Wat Phra Phai Luang
Only a single Prasat style Khymer prang is now standing at Wat Phra Phai Luang, although there were originally three. It is another one of the earlier temples (late 12th Century). Originally a Hindu temple, it was initially dedicated to Vishnu, and then became a Buddhist temple in the Sukhothai period.
Wat Si Chum
Located just outside the main city wall on the North side is Wat Si Chum. This is a Mondop (cupboard temple structure) housing the biggest Buddha in Sukhothai Historical Park. The name ‘Wat SI Chum’ means temple of the Body tree, and it was the Bodhi tree, of course, under which the Buddha gained enlightenment. Rows of pillars from the old bihari (prayer hall) remain in front of the Mondop.
Inside the roofless Mondop you will find the Phra Achana Buddha image (he is not frightened or ‘speaking Buddha’. This stone Buddha is 15m high and 15m wide. The hands are once again in the Bhumisparsha mudra (like at Wat Sa Si) and the right hand is coated in gold leaf.
Located in the central area, Wat Sorasak is a stunning Chedi in Sukhothai style surrounded by elephants. It dates back to 1412.
How long should I spend in Sukhothai?
I would recommend at least 1-2 full days at Sukhothai historical park. It’s also quite in the middle of no-where, so it’s not worth trying to do this as a day-trip. Spend three days if you want to explore the outlier temples and modern or new Sukhothai as well (Sukhothai Thani).
Outlier Temples of Sukhothai Historical Park
Outside the main old city walls you can find several remote outlier temples – I highly recommend taking a car out to see these, or taking a second day to admire the more remote temples of Sukhothai historical park. My favourite of the outlier temples was Wat Saphan Hin with it’s beautiful standing Buddha at the top of a staircase.
I also recommend seeing Wat Chetuphon in the South and Wat Chide Sung.

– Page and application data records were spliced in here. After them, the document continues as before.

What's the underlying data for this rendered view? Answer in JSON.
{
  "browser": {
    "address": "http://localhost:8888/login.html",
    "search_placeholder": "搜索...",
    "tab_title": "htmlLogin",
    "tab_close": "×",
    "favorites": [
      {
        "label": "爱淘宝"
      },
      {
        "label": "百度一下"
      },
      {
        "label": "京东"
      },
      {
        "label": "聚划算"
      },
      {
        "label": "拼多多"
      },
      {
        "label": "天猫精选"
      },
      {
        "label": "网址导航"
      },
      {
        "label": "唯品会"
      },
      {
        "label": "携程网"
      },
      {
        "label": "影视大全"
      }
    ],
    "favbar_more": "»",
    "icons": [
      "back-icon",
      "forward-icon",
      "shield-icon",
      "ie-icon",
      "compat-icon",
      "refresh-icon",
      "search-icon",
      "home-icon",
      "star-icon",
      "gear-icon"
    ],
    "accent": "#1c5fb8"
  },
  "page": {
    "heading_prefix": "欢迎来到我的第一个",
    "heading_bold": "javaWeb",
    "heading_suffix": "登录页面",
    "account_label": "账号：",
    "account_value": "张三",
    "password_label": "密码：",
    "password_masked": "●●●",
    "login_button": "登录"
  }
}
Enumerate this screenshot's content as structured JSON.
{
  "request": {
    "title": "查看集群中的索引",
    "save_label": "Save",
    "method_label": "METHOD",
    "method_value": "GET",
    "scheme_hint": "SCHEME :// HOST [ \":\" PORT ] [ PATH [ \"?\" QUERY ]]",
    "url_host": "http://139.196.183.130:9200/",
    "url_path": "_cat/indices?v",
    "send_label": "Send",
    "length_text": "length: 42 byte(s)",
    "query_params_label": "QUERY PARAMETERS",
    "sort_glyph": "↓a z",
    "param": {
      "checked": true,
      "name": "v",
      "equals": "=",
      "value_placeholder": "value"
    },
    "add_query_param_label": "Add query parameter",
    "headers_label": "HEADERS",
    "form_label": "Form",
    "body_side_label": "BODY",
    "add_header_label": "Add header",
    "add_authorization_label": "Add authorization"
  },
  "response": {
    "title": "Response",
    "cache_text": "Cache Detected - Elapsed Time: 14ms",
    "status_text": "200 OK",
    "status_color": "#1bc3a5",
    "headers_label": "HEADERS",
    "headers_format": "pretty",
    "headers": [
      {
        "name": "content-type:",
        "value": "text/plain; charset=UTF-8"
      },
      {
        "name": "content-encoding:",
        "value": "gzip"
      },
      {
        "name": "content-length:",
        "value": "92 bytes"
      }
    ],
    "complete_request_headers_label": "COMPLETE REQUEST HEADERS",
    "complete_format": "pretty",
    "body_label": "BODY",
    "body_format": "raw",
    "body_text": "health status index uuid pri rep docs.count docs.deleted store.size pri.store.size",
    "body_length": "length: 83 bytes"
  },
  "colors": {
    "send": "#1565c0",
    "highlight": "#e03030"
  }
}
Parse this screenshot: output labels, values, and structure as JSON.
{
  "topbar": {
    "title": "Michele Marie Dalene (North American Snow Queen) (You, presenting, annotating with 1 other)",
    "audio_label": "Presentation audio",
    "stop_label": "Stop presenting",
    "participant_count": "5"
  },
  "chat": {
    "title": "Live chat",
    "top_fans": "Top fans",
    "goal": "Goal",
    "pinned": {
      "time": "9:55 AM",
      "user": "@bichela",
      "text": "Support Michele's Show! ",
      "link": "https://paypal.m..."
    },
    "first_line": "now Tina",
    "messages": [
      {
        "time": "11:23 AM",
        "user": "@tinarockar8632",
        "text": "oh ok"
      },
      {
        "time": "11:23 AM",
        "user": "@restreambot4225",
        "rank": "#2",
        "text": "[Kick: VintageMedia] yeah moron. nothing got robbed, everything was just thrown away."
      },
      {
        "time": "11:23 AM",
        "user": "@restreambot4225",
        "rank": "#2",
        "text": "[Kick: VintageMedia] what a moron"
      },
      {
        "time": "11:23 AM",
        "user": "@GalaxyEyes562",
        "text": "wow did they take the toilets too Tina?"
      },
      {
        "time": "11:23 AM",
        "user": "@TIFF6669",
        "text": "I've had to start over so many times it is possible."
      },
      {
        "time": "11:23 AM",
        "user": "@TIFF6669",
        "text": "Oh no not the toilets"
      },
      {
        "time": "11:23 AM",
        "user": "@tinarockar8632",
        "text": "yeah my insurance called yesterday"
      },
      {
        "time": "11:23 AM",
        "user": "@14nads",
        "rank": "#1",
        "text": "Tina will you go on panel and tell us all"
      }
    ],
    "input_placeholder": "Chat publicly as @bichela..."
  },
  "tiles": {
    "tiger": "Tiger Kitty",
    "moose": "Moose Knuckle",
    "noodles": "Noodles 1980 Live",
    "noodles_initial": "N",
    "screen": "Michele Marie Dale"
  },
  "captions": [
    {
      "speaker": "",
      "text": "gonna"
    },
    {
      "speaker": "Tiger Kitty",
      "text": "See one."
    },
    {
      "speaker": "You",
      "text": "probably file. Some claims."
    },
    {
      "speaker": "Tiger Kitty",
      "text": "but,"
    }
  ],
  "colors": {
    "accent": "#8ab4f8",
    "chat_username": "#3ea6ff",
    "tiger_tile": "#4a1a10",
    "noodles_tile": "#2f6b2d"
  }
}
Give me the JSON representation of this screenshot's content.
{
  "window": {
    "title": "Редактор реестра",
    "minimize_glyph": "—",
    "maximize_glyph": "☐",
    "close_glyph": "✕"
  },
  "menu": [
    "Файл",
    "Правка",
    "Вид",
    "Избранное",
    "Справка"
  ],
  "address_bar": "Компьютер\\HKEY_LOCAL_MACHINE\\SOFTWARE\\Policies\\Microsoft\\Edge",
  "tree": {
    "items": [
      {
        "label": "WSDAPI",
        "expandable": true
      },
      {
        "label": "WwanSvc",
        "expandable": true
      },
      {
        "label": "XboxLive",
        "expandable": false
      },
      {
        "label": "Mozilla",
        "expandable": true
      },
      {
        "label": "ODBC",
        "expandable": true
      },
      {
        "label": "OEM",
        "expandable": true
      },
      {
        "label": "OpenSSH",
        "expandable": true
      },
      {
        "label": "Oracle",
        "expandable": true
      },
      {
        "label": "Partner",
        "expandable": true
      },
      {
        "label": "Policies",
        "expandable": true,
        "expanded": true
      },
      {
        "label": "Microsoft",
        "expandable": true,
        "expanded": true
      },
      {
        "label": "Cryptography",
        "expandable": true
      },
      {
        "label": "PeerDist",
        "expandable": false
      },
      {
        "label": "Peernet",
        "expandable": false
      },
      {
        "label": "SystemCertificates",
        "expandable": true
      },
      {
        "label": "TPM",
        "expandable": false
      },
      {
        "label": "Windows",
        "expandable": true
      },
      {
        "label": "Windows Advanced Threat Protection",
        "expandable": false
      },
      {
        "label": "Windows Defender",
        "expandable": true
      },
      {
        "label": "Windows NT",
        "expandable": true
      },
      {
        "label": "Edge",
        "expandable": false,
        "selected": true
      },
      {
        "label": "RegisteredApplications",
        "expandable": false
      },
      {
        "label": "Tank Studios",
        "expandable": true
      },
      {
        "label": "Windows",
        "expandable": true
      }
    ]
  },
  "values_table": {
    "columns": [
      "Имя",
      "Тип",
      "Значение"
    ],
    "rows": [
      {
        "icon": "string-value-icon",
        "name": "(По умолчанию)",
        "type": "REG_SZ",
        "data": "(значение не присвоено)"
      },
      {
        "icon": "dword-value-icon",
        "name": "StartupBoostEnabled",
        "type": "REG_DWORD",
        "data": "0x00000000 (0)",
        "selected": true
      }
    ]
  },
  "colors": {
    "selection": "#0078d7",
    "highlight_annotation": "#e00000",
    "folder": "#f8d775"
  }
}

If you are enjoyed Sukhothai, I also recommend taking an Ayutthaya Day Trip from Bangkok. Whilst spending time temple seeking in Thailand, don’t miss Wat Doi Suthep (Chiang Mai) and the Blue Temple (Chiang Rai).
What to wear when Visiting Temples in Thailand
What should you wear when visiting temples in Thailand? Dress conservatively when visiting temples in Thailand. Wear trousers or a long skirt and cover shoulders.
A scarf is a good thing to have handy in Thailand as you can use it to cover yourself if you are wearing a vest top or maxi dress. Men should avoid shorts and wear t-shirts or a smart-casual shirt.
You will need to remove your shoes before going up the temple steps so wear some comfortable sandals or shoes that you can slip on and off. Birkenstocks are a good option.